    Let me weigh in as someone who has studied the concept of ‘forgiveness’ from a professional aspect:

    I can and must forgive someone, but that does not mean that they do not have to pay the consequences for their actions.

    Every baseball clubhouse has the rule posted regarding gambling. You are not bigger than the game.

    I do not equate a corked bat with steroids and greenies, because, for the most part, the method by which those chemical substances were used were not only against the rules, but illegal. At the same time, when it was clear that Kenny Rogers was using a substance on the ball during the World Series and nothing was done shows that the rules are not equally enforced.

    There are no easy solutions for these issues, and you have to settle them on the dreaded ‘case by case’ answer. Since that is the case here, I have to say that Pete’s action post incident merit forgiveness, but not inclusion.

  24. Steve Price

    Having a run-in with Cobb puts Leonard in lines of hundreds, if not thousands.

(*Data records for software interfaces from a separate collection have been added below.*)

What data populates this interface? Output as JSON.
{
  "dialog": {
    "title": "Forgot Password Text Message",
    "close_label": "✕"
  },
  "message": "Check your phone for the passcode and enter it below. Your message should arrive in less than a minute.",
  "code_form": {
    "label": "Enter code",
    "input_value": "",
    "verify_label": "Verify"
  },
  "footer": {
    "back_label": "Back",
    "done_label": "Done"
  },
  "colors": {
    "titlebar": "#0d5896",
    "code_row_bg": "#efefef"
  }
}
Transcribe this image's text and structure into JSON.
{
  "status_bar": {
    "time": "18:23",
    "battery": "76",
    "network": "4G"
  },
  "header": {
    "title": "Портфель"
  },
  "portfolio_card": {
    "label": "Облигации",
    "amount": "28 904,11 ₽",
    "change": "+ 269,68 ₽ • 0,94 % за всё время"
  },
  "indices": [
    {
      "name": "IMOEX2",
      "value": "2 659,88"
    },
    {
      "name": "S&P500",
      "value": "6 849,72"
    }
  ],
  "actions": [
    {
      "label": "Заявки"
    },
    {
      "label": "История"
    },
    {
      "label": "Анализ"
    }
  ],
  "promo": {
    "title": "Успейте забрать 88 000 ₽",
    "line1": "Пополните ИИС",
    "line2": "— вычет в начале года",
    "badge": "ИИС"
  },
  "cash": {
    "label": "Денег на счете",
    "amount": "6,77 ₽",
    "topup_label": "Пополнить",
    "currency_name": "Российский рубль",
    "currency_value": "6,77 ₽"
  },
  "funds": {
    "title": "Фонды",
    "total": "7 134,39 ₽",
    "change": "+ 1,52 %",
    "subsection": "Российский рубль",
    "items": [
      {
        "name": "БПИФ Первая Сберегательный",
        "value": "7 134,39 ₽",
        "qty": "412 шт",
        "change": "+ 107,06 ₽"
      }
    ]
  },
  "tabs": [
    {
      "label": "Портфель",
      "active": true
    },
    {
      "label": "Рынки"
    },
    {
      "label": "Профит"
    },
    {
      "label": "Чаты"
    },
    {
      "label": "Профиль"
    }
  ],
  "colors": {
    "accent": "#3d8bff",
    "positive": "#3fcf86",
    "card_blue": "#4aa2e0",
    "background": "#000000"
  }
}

That probably speaks more for Leonard’s case than against, for the story is that he was afraid of Cobb as seems to be the rule for most.

    I’ve heard this story for years…the smoke on this fire covers the horizon, whether considered a conspiracy theory or not…

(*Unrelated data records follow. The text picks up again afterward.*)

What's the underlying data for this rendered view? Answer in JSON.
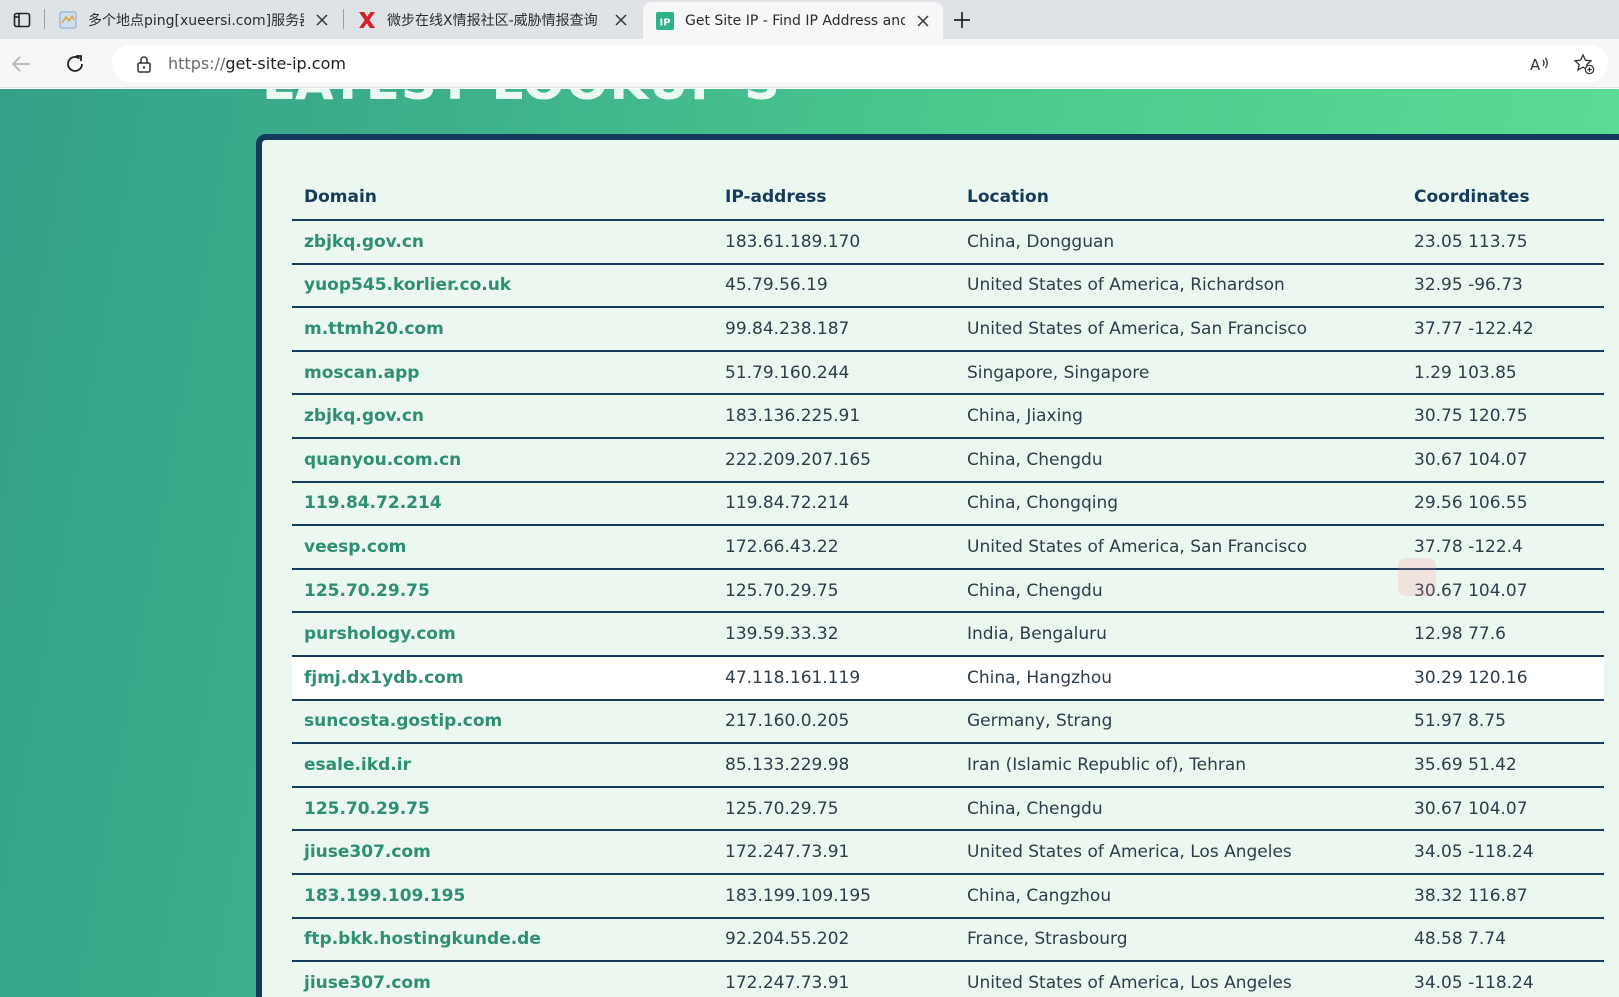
{
  "browser": {
    "tabs": [
      {
        "title": "多个地点ping[xueersi.com]服务器",
        "favicon": "globe-map-icon",
        "active": false
      },
      {
        "title": "微步在线X情报社区-威胁情报查询",
        "favicon": "x-logo-icon",
        "active": false
      },
      {
        "title": "Get Site IP - Find IP Address and",
        "favicon": "ip-logo-icon",
        "active": true
      }
    ],
    "address_bar": {
      "scheme": "https://",
      "host": "get-site-ip.com"
    },
    "colors": {
      "tab_strip": "#dfe3e8",
      "active_tab": "#f7f7f7",
      "x_logo": "#d6202a",
      "ip_logo": "#2bb38a"
    }
  },
  "page": {
    "heading": "LATEST LOOKUP'S",
    "table": {
      "headers": {
        "domain": "Domain",
        "ip": "IP-address",
        "location": "Location",
        "coordinates": "Coordinates"
      },
      "rows": [
        {
          "domain": "zbjkq.gov.cn",
          "ip": "183.61.189.170",
          "location": "China, Dongguan",
          "coordinates": "23.05 113.75"
        },
        {
          "domain": "yuop545.korlier.co.uk",
          "ip": "45.79.56.19",
          "location": "United States of America, Richardson",
          "coordinates": "32.95 -96.73"
        },
        {
          "domain": "m.ttmh20.com",
          "ip": "99.84.238.187",
          "location": "United States of America, San Francisco",
          "coordinates": "37.77 -122.42"
        },
        {
          "domain": "moscan.app",
          "ip": "51.79.160.244",
          "location": "Singapore, Singapore",
          "coordinates": "1.29 103.85"
        },
        {
          "domain": "zbjkq.gov.cn",
          "ip": "183.136.225.91",
          "location": "China, Jiaxing",
          "coordinates": "30.75 120.75"
        },
        {
          "domain": "quanyou.com.cn",
          "ip": "222.209.207.165",
          "location": "China, Chengdu",
          "coordinates": "30.67 104.07"
        },
        {
          "domain": "119.84.72.214",
          "ip": "119.84.72.214",
          "location": "China, Chongqing",
          "coordinates": "29.56 106.55"
        },
        {
          "domain": "veesp.com",
          "ip": "172.66.43.22",
          "location": "United States of America, San Francisco",
          "coordinates": "37.78 -122.4"
        },
        {
          "domain": "125.70.29.75",
          "ip": "125.70.29.75",
          "location": "China, Chengdu",
          "coordinates": "30.67 104.07"
        },
        {
          "domain": "purshology.com",
          "ip": "139.59.33.32",
          "location": "India, Bengaluru",
          "coordinates": "12.98 77.6"
        },
        {
          "domain": "fjmj.dx1ydb.com",
          "ip": "47.118.161.119",
          "location": "China, Hangzhou",
          "coordinates": "30.29 120.16",
          "highlighted": true
        },
        {
          "domain": "suncosta.gostip.com",
          "ip": "217.160.0.205",
          "location": "Germany, Strang",
          "coordinates": "51.97 8.75"
        },
        {
          "domain": "esale.ikd.ir",
          "ip": "85.133.229.98",
          "location": "Iran (Islamic Republic of), Tehran",
          "coordinates": "35.69 51.42"
        },
        {
          "domain": "125.70.29.75",
          "ip": "125.70.29.75",
          "location": "China, Chengdu",
          "coordinates": "30.67 104.07"
        },
        {
          "domain": "jiuse307.com",
          "ip": "172.247.73.91",
          "location": "United States of America, Los Angeles",
          "coordinates": "34.05 -118.24"
        },
        {
          "domain": "183.199.109.195",
          "ip": "183.199.109.195",
          "location": "China, Cangzhou",
          "coordinates": "38.32 116.87"
        },
        {
          "domain": "ftp.bkk.hostingkunde.de",
          "ip": "92.204.55.202",
          "location": "France, Strasbourg",
          "coordinates": "48.58 7.74"
        },
        {
          "domain": "jiuse307.com",
          "ip": "172.247.73.91",
          "location": "United States of America, Los Angeles",
          "coordinates": "34.05 -118.24"
        }
      ]
    },
    "colors": {
      "gradient_start": "#34a088",
      "gradient_end": "#5ee095",
      "card": "#ebf7ef",
      "border": "#153a5c",
      "domain_link": "#2e8f74",
      "text": "#2d3d4a"
    }
  }
}
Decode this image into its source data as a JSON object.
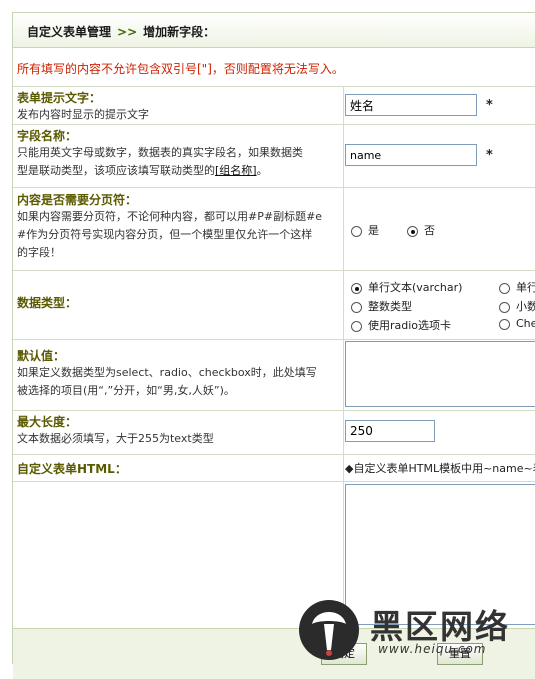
{
  "header": {
    "breadcrumb_1": "自定义表单管理",
    "separator": ">>",
    "breadcrumb_2": "增加新字段："
  },
  "warning": "所有填写的内容不允许包含双引号[\"]，否则配置将无法写入。",
  "fields": {
    "prompt": {
      "title": "表单提示文字：",
      "desc": "发布内容时显示的提示文字",
      "value": "姓名",
      "required_mark": "*"
    },
    "name": {
      "title": "字段名称：",
      "desc_1": "只能用英文字母或数字，数据表的真实字段名，如果数据类",
      "desc_2a": "型是联动类型，该项应该填写联动类型的",
      "desc_link": "[组名称]",
      "desc_2b": "。",
      "value": "name",
      "required_mark": "*"
    },
    "paging": {
      "title": "内容是否需要分页符：",
      "desc_1": "如果内容需要分页符，不论何种内容，都可以用#P#副标题#e",
      "desc_2": "#作为分页符号实现内容分页，但一个模型里仅允许一个这样",
      "desc_3": "的字段！",
      "opt_yes": "是",
      "opt_no": "否",
      "selected": "否"
    },
    "datatype": {
      "title": "数据类型：",
      "options": [
        "单行文本(varchar)",
        "单行",
        "整数类型",
        "小数",
        "使用radio选项卡",
        "Chec"
      ],
      "selected": "单行文本(varchar)"
    },
    "default": {
      "title": "默认值：",
      "desc_1": "如果定义数据类型为select、radio、checkbox时，此处填写",
      "desc_2": "被选择的项目(用“,”分开，如“男,女,人妖”)。",
      "value": ""
    },
    "maxlen": {
      "title": "最大长度：",
      "desc": "文本数据必须填写，大于255为text类型",
      "value": "250"
    },
    "html": {
      "title": "自定义表单HTML：",
      "hint": "◆自定义表单HTML模板中用~name~表",
      "value": ""
    }
  },
  "buttons": {
    "submit": "确定",
    "reset": "重置"
  },
  "watermark": {
    "text_cn": "黑区网络",
    "text_url": "www.heiqu.com"
  }
}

    There’s an awfully lot of detail that coincides sith the circumstancial evidence of two successful mega-stars turned successful managers losing their managerial jobs at the same time and never managing again at a very young age…at a time when gambling was nearly running the sport.

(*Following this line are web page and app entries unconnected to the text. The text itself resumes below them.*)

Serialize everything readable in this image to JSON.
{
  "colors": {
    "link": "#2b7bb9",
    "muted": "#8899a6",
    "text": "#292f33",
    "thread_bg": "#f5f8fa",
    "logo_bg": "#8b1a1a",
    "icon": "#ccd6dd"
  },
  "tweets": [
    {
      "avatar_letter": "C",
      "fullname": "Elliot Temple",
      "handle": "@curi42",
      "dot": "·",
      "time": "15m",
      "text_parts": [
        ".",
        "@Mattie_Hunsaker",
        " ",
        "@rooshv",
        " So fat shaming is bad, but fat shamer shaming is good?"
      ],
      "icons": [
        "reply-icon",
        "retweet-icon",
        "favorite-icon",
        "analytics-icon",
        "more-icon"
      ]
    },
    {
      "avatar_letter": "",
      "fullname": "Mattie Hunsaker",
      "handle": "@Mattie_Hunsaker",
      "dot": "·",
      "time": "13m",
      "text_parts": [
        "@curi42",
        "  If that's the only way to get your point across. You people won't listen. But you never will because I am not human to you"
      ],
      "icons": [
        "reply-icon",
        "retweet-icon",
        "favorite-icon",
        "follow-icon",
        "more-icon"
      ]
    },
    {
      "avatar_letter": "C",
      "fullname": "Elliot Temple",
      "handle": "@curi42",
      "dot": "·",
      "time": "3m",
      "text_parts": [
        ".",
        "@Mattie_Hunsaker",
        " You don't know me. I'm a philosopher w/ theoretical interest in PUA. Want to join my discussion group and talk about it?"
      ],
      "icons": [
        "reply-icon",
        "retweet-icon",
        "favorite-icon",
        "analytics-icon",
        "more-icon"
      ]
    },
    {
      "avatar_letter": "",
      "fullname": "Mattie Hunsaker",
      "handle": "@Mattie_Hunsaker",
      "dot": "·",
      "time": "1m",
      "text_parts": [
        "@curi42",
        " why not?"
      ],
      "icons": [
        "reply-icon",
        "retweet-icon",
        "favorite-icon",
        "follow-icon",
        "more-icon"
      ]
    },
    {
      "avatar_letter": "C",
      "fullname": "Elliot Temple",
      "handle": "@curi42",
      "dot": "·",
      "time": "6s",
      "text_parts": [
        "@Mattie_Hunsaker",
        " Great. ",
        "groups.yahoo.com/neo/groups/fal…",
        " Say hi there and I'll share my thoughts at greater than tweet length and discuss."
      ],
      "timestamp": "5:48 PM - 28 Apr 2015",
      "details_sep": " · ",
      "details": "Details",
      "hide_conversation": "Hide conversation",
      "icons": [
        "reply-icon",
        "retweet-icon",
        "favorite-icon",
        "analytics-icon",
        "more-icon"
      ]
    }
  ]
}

  25. RC

    Well, I’ve spent an interesting couple of hours reading various stuff regarding baseball and gambling in the teens and 20s. Probably smoke = fire on the Cobb/Speaker stuff, Landis’ halo a little tarnished by the fact that he (pragmatically, maybe) didn’t treat two wealthy and well-connected pillars of the game the way he’d treated the sad sack Black Sox guys 8 years earlier, and those stories are really just the tip of the iceberg as far as gambling involvement back in the day – even The Babe did some bonehead things that made people go hmmm.

    Ample reasons why we would want to move heaven and earth to keep this sort of thing from happening today.

    Does Cobb’s and Speaker’s presence in the HoF make me rethink Rose’s banishment? I’ll have to ponder that…

  26. Steve Price

    It’s a rather interesting time; people were rougher and so were the players. I’m not certain which Ruth play you’re speaking of, but getting thrown out stealing (on his own) at second base to end a World Series when the the Yanks were one run down with Gehrig at the plate surely raised some eyebrows.

    The Speaker-Cobb deal seems to be a no doubter. I think Rose’s bulldogged arrogance is what led baseball to the banishment; and I think Giamatti probably had a similar demeanor. After all, it had been kind of laughed off in previous discussions.

    I don’t know that it’s time yet for baseball to need Rose…and he may be gone before the time comes; but baseball is going to need a healing time over the steroids issue; and, it will need to happen before HOF nominees become eligible or another firestorm will develop. Can they really afford to ignore HOME RUN records at HOF time? So, the leaders in home runs (Bonds, McGwire and Sosa), hits (Rose), and possibly the best pitcher ever (Clemens) are all going to be ignored and shunned?

    And, as RC (and me) has mentioned here…what greats are left clean? How hypocritical can baseball actually be, and is this really integrity or just a show?

    Baseball is suffering the bleeding of released names over steroids…once enough names are released and/or HOF eligibility arrives…they need to reinstate Rose and use that as a stepping stone to anointing more greats.